Quantitative Susceptibility Mapping (QSM)

Magnetic Susceptibility at Ultra High Field (7T)

 (J.M Park)

Ultra high field MR allows us to acquire images with excellent T2*-weighted contrasts in a sub-mm spatial resolution. After QSM analysis, we are able to differentiate subtle changes in magnetic susceptibility that permit scientific and clinical investigations of brain structures with superb conspicuity and delineation (e.g., sub-thalamic regions). High resolution venograms can also be created using the great contrast existing between blood vessels and surrounding tissues. 

Plural Contrast Imaging

(S. Holdsworth, S. Soman)

In previous work, we have extensively used the 3D multi-echo Gradient-Recalled Echo (ME-GRE) sequence coupled with our in-house built post-processing software (SILC) [1] for high-resolution Quantitative Susceptibility Mapping (QSM) [2-5]. We are currently using this technique in studies involving the use of the iron-oxide contrast-agent feraheme in brain tumor, stroke, and inflammatory nerve root imaging.

Previous work has shown that the 3D ME-GRE technique allows for the simultaneous generation of naturally co-registered images with various contrasts, including T2*, T1, phase, Susceptibility-Weighted Imaging (SWI), FLAIR T2* and Time-of-Flight (ToF)[6-7]. We are expanding upon this work with a more comprehensive plural-contrast approach, by implementing an advanced in-house built post-processing toolkit that also includes QSM, p-space [8], myelin-water fraction, ultra-short TE-like contrast, and vessel oxygenation.Some of these contrast mechanisms are shown in Fig. 1. We hypothesize that the information obtained from these multiple contrast mechanisms reveal complimentary image features, could improve our understanding of both normal tissue anatomy as well as changes in tissue in various pathological conditions, and potentially replace the need for multiple image sequences in clinical practice.

Magnetic Susceptibility in Pediatric Tumor Patients

(S. Holdsworth, J.M. Park, S. Soman)

Magnetic susceptibility measures various metabolic characteristics such as iron contents and oxygenation, providing useful tissue contrasts. While most previous studies have focused on measurements in healthy tissues, we are currently evaluating the QSM technique in pediatric oncological studies, facing the challenges of reliable susceptibility measurements in massive hemorrhagic regions and calcification of tumor.

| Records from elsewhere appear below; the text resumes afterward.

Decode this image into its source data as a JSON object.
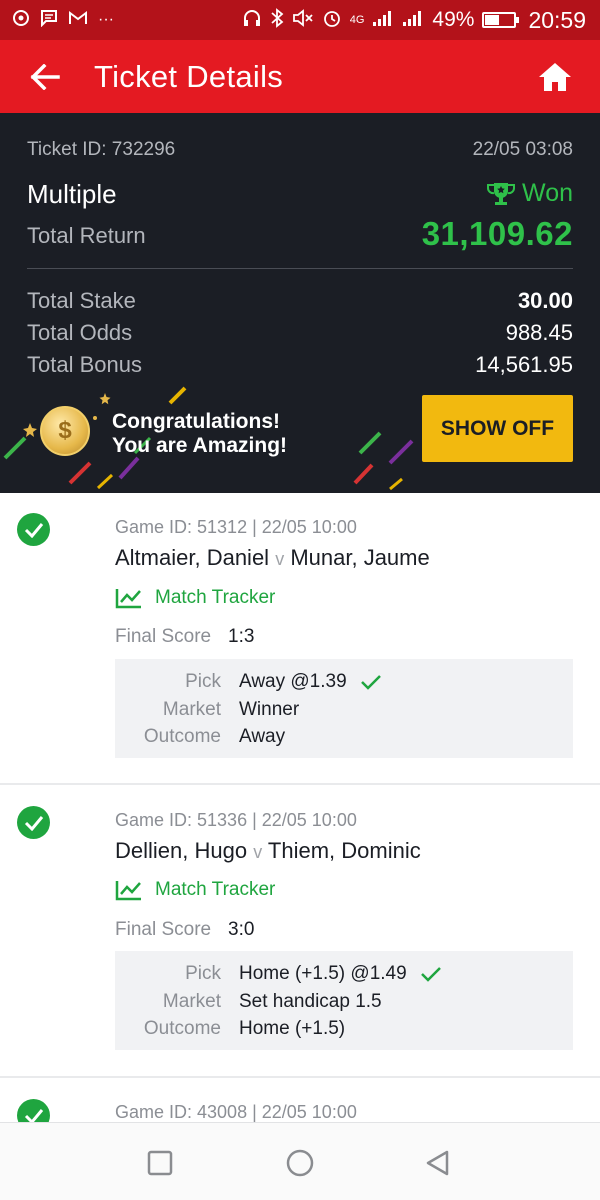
{
  "status_bar": {
    "network": "4G",
    "battery_pct": "49%",
    "battery_level": 0.49,
    "time": "20:59",
    "icons_left": [
      "sync-icon",
      "message-icon",
      "gmail-icon",
      "more-icon"
    ],
    "icons_right": [
      "headset-icon",
      "bluetooth-icon",
      "mute-icon",
      "alarm-icon",
      "signal-icon",
      "signal-icon",
      "battery-icon"
    ]
  },
  "header": {
    "title": "Ticket Details",
    "back_icon": "arrow-left-icon",
    "home_icon": "home-icon"
  },
  "ticket": {
    "id_label": "Ticket ID: 732296",
    "datetime": "22/05 03:08",
    "bet_type": "Multiple",
    "status": "Won",
    "status_icon": "trophy-icon",
    "total_return_label": "Total Return",
    "total_return": "31,109.62",
    "total_stake_label": "Total Stake",
    "total_stake": "30.00",
    "total_odds_label": "Total Odds",
    "total_odds": "988.45",
    "total_bonus_label": "Total Bonus",
    "total_bonus": "14,561.95"
  },
  "banner": {
    "line1": "Congratulations!",
    "line2": "You are Amazing!",
    "button": "SHOW OFF",
    "coin_icon": "coin-icon"
  },
  "colors": {
    "brand_red": "#e41a22",
    "dark_bg": "#1b1e25",
    "won_green": "#2fc14a",
    "accent_yellow": "#f2b90f"
  },
  "selections": [
    {
      "game_id": "Game ID: 51312 | 22/05 10:00",
      "home": "Altmaier, Daniel",
      "vs": "v",
      "away": "Munar, Jaume",
      "tracker": "Match Tracker",
      "final_score_label": "Final Score",
      "final_score": "1:3",
      "pick_label": "Pick",
      "pick": "Away @1.39",
      "market_label": "Market",
      "market": "Winner",
      "outcome_label": "Outcome",
      "outcome": "Away"
    },
    {
      "game_id": "Game ID: 51336 | 22/05 10:00",
      "home": "Dellien, Hugo",
      "vs": "v",
      "away": "Thiem, Dominic",
      "tracker": "Match Tracker",
      "final_score_label": "Final Score",
      "final_score": "3:0",
      "pick_label": "Pick",
      "pick": "Home (+1.5) @1.49",
      "market_label": "Market",
      "market": "Set handicap 1.5",
      "outcome_label": "Outcome",
      "outcome": "Home (+1.5)"
    },
    {
      "game_id": "Game ID: 43008 | 22/05 10:00"
    }
  ],
  "nav_bar": {
    "buttons": [
      "recents-icon",
      "home-circle-icon",
      "back-triangle-icon"
    ]
  }
}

References: [1] Qiu D et.al. Intl Soc Magn Reson Med. 2010; 4470. [2] Schweser F et.al. Neuroimage. 2011;54(4):2789–807. [3] Salomir R et.al. Concepts in Magnetic Resonance Part B: Magnetic Resonance Engineering. 2003;19B(1):26–34. [4] Marques JP, Bowtell R. Concepts in Magnetic Resonance Part B: Magnetic Resonance Engineering. 2005;25B(1):65–78. [5] Liu T et al. NMR Biomed. 2011;24(9):1129–36. [6] J. Luo et.al. NeuroImage 60: 1073–1082 (2012). [7] A. Deistung et.al. JMRI 29:1478–1484 (2009). [8] C. Liu, W. Li.  NeuroImage 67: 193–202 (2013).

Greg Zaharchuk, MD., PhD.

Associate Professor of Radiology
Office: Lucas Center, PS-04
Phone: (650) 735-6172
Email: gregz@stanford.edu

Michael E. Moseley, PhD.

Professor, Radiology
Office: Lucas Center, Rm PS-062
Phone: (650) 723-8697
email: moseley@stanford.edu